Exercise instructions
Set down the data below without change, skipping the pictures it holds.

Stored data entries:
== Segment start ==
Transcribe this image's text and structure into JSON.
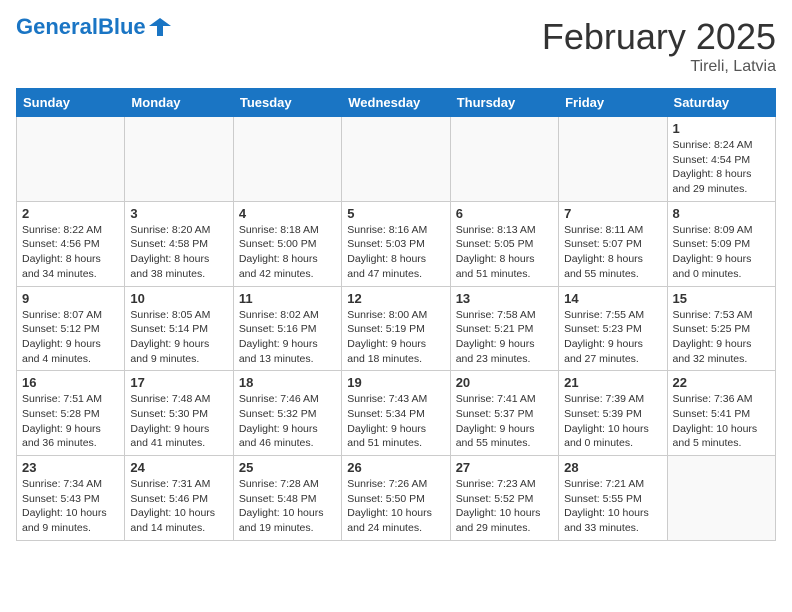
{
  "header": {
    "logo_general": "General",
    "logo_blue": "Blue",
    "month_title": "February 2025",
    "location": "Tireli, Latvia"
  },
  "weekdays": [
    "Sunday",
    "Monday",
    "Tuesday",
    "Wednesday",
    "Thursday",
    "Friday",
    "Saturday"
  ],
  "weeks": [
    [
      {
        "day": "",
        "info": ""
      },
      {
        "day": "",
        "info": ""
      },
      {
        "day": "",
        "info": ""
      },
      {
        "day": "",
        "info": ""
      },
      {
        "day": "",
        "info": ""
      },
      {
        "day": "",
        "info": ""
      },
      {
        "day": "1",
        "info": "Sunrise: 8:24 AM\nSunset: 4:54 PM\nDaylight: 8 hours and 29 minutes."
      }
    ],
    [
      {
        "day": "2",
        "info": "Sunrise: 8:22 AM\nSunset: 4:56 PM\nDaylight: 8 hours and 34 minutes."
      },
      {
        "day": "3",
        "info": "Sunrise: 8:20 AM\nSunset: 4:58 PM\nDaylight: 8 hours and 38 minutes."
      },
      {
        "day": "4",
        "info": "Sunrise: 8:18 AM\nSunset: 5:00 PM\nDaylight: 8 hours and 42 minutes."
      },
      {
        "day": "5",
        "info": "Sunrise: 8:16 AM\nSunset: 5:03 PM\nDaylight: 8 hours and 47 minutes."
      },
      {
        "day": "6",
        "info": "Sunrise: 8:13 AM\nSunset: 5:05 PM\nDaylight: 8 hours and 51 minutes."
      },
      {
        "day": "7",
        "info": "Sunrise: 8:11 AM\nSunset: 5:07 PM\nDaylight: 8 hours and 55 minutes."
      },
      {
        "day": "8",
        "info": "Sunrise: 8:09 AM\nSunset: 5:09 PM\nDaylight: 9 hours and 0 minutes."
      }
    ],
    [
      {
        "day": "9",
        "info": "Sunrise: 8:07 AM\nSunset: 5:12 PM\nDaylight: 9 hours and 4 minutes."
      },
      {
        "day": "10",
        "info": "Sunrise: 8:05 AM\nSunset: 5:14 PM\nDaylight: 9 hours and 9 minutes."
      },
      {
        "day": "11",
        "info": "Sunrise: 8:02 AM\nSunset: 5:16 PM\nDaylight: 9 hours and 13 minutes."
      },
      {
        "day": "12",
        "info": "Sunrise: 8:00 AM\nSunset: 5:19 PM\nDaylight: 9 hours and 18 minutes."
      },
      {
        "day": "13",
        "info": "Sunrise: 7:58 AM\nSunset: 5:21 PM\nDaylight: 9 hours and 23 minutes."
      },
      {
        "day": "14",
        "info": "Sunrise: 7:55 AM\nSunset: 5:23 PM\nDaylight: 9 hours and 27 minutes."
      },
      {
        "day": "15",
        "info": "Sunrise: 7:53 AM\nSunset: 5:25 PM\nDaylight: 9 hours and 32 minutes."
      }
    ],
    [
      {
        "day": "16",
        "info": "Sunrise: 7:51 AM\nSunset: 5:28 PM\nDaylight: 9 hours and 36 minutes."
      },
      {
        "day": "17",
        "info": "Sunrise: 7:48 AM\nSunset: 5:30 PM\nDaylight: 9 hours and 41 minutes."
      },
      {
        "day": "18",
        "info": "Sunrise: 7:46 AM\nSunset: 5:32 PM\nDaylight: 9 hours and 46 minutes."
      },
      {
        "day": "19",
        "info": "Sunrise: 7:43 AM\nSunset: 5:34 PM\nDaylight: 9 hours and 51 minutes."
      },
      {
        "day": "20",
        "info": "Sunrise: 7:41 AM\nSunset: 5:37 PM\nDaylight: 9 hours and 55 minutes."
      },
      {
        "day": "21",
        "info": "Sunrise: 7:39 AM\nSunset: 5:39 PM\nDaylight: 10 hours and 0 minutes."
      },
      {
        "day": "22",
        "info": "Sunrise: 7:36 AM\nSunset: 5:41 PM\nDaylight: 10 hours and 5 minutes."
      }
    ],
    [
      {
        "day": "23",
        "info": "Sunrise: 7:34 AM\nSunset: 5:43 PM\nDaylight: 10 hours and 9 minutes."
      },
      {
        "day": "24",
        "info": "Sunrise: 7:31 AM\nSunset: 5:46 PM\nDaylight: 10 hours and 14 minutes."
      },
      {
        "day": "25",
        "info": "Sunrise: 7:28 AM\nSunset: 5:48 PM\nDaylight: 10 hours and 19 minutes."
      },
      {
        "day": "26",
        "info": "Sunrise: 7:26 AM\nSunset: 5:50 PM\nDaylight: 10 hours and 24 minutes."
      },
      {
        "day": "27",
        "info": "Sunrise: 7:23 AM\nSunset: 5:52 PM\nDaylight: 10 hours and 29 minutes."
      },
      {
        "day": "28",
        "info": "Sunrise: 7:21 AM\nSunset: 5:55 PM\nDaylight: 10 hours and 33 minutes."
      },
      {
        "day": "",
        "info": ""
      }
    ]
  ]
}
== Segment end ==
Expected output
Transcribe this image's text and structure into JSON.
{
  "header": {
    "logo_general": "General",
    "logo_blue": "Blue",
    "month_title": "February 2025",
    "location": "Tireli, Latvia"
  },
  "weekdays": [
    "Sunday",
    "Monday",
    "Tuesday",
    "Wednesday",
    "Thursday",
    "Friday",
    "Saturday"
  ],
  "weeks": [
    [
      {
        "day": "",
        "info": ""
      },
      {
        "day": "",
        "info": ""
      },
      {
        "day": "",
        "info": ""
      },
      {
        "day": "",
        "info": ""
      },
      {
        "day": "",
        "info": ""
      },
      {
        "day": "",
        "info": ""
      },
      {
        "day": "1",
        "info": "Sunrise: 8:24 AM\nSunset: 4:54 PM\nDaylight: 8 hours and 29 minutes."
      }
    ],
    [
      {
        "day": "2",
        "info": "Sunrise: 8:22 AM\nSunset: 4:56 PM\nDaylight: 8 hours and 34 minutes."
      },
      {
        "day": "3",
        "info": "Sunrise: 8:20 AM\nSunset: 4:58 PM\nDaylight: 8 hours and 38 minutes."
      },
      {
        "day": "4",
        "info": "Sunrise: 8:18 AM\nSunset: 5:00 PM\nDaylight: 8 hours and 42 minutes."
      },
      {
        "day": "5",
        "info": "Sunrise: 8:16 AM\nSunset: 5:03 PM\nDaylight: 8 hours and 47 minutes."
      },
      {
        "day": "6",
        "info": "Sunrise: 8:13 AM\nSunset: 5:05 PM\nDaylight: 8 hours and 51 minutes."
      },
      {
        "day": "7",
        "info": "Sunrise: 8:11 AM\nSunset: 5:07 PM\nDaylight: 8 hours and 55 minutes."
      },
      {
        "day": "8",
        "info": "Sunrise: 8:09 AM\nSunset: 5:09 PM\nDaylight: 9 hours and 0 minutes."
      }
    ],
    [
      {
        "day": "9",
        "info": "Sunrise: 8:07 AM\nSunset: 5:12 PM\nDaylight: 9 hours and 4 minutes."
      },
      {
        "day": "10",
        "info": "Sunrise: 8:05 AM\nSunset: 5:14 PM\nDaylight: 9 hours and 9 minutes."
      },
      {
        "day": "11",
        "info": "Sunrise: 8:02 AM\nSunset: 5:16 PM\nDaylight: 9 hours and 13 minutes."
      },
      {
        "day": "12",
        "info": "Sunrise: 8:00 AM\nSunset: 5:19 PM\nDaylight: 9 hours and 18 minutes."
      },
      {
        "day": "13",
        "info": "Sunrise: 7:58 AM\nSunset: 5:21 PM\nDaylight: 9 hours and 23 minutes."
      },
      {
        "day": "14",
        "info": "Sunrise: 7:55 AM\nSunset: 5:23 PM\nDaylight: 9 hours and 27 minutes."
      },
      {
        "day": "15",
        "info": "Sunrise: 7:53 AM\nSunset: 5:25 PM\nDaylight: 9 hours and 32 minutes."
      }
    ],
    [
      {
        "day": "16",
        "info": "Sunrise: 7:51 AM\nSunset: 5:28 PM\nDaylight: 9 hours and 36 minutes."
      },
      {
        "day": "17",
        "info": "Sunrise: 7:48 AM\nSunset: 5:30 PM\nDaylight: 9 hours and 41 minutes."
      },
      {
        "day": "18",
        "info": "Sunrise: 7:46 AM\nSunset: 5:32 PM\nDaylight: 9 hours and 46 minutes."
      },
      {
        "day": "19",
        "info": "Sunrise: 7:43 AM\nSunset: 5:34 PM\nDaylight: 9 hours and 51 minutes."
      },
      {
        "day": "20",
        "info": "Sunrise: 7:41 AM\nSunset: 5:37 PM\nDaylight: 9 hours and 55 minutes."
      },
      {
        "day": "21",
        "info": "Sunrise: 7:39 AM\nSunset: 5:39 PM\nDaylight: 10 hours and 0 minutes."
      },
      {
        "day": "22",
        "info": "Sunrise: 7:36 AM\nSunset: 5:41 PM\nDaylight: 10 hours and 5 minutes."
      }
    ],
    [
      {
        "day": "23",
        "info": "Sunrise: 7:34 AM\nSunset: 5:43 PM\nDaylight: 10 hours and 9 minutes."
      },
      {
        "day": "24",
        "info": "Sunrise: 7:31 AM\nSunset: 5:46 PM\nDaylight: 10 hours and 14 minutes."
      },
      {
        "day": "25",
        "info": "Sunrise: 7:28 AM\nSunset: 5:48 PM\nDaylight: 10 hours and 19 minutes."
      },
      {
        "day": "26",
        "info": "Sunrise: 7:26 AM\nSunset: 5:50 PM\nDaylight: 10 hours and 24 minutes."
      },
      {
        "day": "27",
        "info": "Sunrise: 7:23 AM\nSunset: 5:52 PM\nDaylight: 10 hours and 29 minutes."
      },
      {
        "day": "28",
        "info": "Sunrise: 7:21 AM\nSunset: 5:55 PM\nDaylight: 10 hours and 33 minutes."
      },
      {
        "day": "",
        "info": ""
      }
    ]
  ]
}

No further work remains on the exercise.